Tuesday, September 18, 2007

Separation of...

You hear a lot about the merits of "separation of X and Y", for many values of X and Y. Content and presentation. Church and State. Running people and scissors. I thought I would just touch on this subject briefly before delving into more detail on the PL/SQL APIs for web development, like the HTP and HTF packages.

In web development generally, it's conventional wisdom that you want to separate content (HTML) and presentation (CSS). It's useful to understand how that works if your HTML is generated from PL/SQL. Essentially you're abstracting out certain parts of the markup so that maintenance is easier down the road.

Instead of:

<p style="border: 1px solid black;">

you're writing:

<p class="thing_that_deserves_solid_black_border">

filling in, of course, a semantically meaningful name for the class. It's self-documenting, smaller file size (assuming you don't use ridiculously long names), and the definition of how the classes look goes into a CSS file. The CSS in turn can be a static file, generated by mod_plsql the same as the HTML page, or even produced via some other language like Perl, so there's more flexibility in making global changes.

The same notion applies in pages generated from PL/SQL, but the simplicity of HTP.P() makes it easy to overlook. The Java world is hot on the "model/view/controller" architecture. How does that play out in PL/SQL?

Basically, it just means that you have separate procedures for manipulating data, and rendering the data as a web page. Something as simple as:

create or replace procedure generate_some page as

The conundrum is that you know in your head that HTP.P() is just stuffing the strings in a big data structure anyway, so why not code something like:

create or replace procedure generate_some page as
for item in (select * from some_table)
end loop;

But, what if you want to write stored procedures that can be called from Java, Perl, VB, or some other environment?

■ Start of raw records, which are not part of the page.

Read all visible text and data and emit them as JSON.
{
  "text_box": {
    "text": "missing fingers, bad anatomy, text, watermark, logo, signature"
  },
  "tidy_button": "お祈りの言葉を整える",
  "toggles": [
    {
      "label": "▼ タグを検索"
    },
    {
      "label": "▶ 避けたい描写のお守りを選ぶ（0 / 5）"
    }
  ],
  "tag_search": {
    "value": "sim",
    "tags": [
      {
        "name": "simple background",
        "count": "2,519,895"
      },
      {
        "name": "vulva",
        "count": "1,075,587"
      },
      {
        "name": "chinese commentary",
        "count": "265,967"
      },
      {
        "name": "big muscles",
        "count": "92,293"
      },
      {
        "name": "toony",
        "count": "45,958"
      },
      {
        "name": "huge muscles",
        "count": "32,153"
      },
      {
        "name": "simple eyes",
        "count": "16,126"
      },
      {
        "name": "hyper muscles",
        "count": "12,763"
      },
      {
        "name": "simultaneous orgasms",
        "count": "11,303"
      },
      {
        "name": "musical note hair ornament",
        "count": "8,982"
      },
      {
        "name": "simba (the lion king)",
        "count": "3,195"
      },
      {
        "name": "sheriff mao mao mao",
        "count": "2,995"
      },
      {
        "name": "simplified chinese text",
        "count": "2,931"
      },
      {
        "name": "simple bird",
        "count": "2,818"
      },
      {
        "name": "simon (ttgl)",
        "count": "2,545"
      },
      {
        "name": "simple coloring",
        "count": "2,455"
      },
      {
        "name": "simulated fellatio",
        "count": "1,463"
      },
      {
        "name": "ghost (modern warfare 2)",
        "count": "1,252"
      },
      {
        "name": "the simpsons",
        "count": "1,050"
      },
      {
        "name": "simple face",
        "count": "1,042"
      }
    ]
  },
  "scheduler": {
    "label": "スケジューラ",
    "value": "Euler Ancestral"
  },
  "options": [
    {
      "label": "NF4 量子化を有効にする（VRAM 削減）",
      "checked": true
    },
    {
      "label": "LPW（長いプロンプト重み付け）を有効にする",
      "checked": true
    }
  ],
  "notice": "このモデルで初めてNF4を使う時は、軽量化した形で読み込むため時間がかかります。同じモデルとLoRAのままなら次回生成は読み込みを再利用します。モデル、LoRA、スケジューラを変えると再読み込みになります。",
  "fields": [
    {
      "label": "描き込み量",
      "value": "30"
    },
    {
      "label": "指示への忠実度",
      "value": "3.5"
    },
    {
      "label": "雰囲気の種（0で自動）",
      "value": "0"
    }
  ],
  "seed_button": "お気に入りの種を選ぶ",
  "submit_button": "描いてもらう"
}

In that case, they'll have all their own printing logic, and it will be convenient to have stored procedures that purely work on the data and don't do any HTP.P() calls of their own. You'll want to centralize things like cursor declarations, type declarations, and constants in packages, where otherwise you might feel fine with putting those inside a particular procedure, if only that procedure uses them.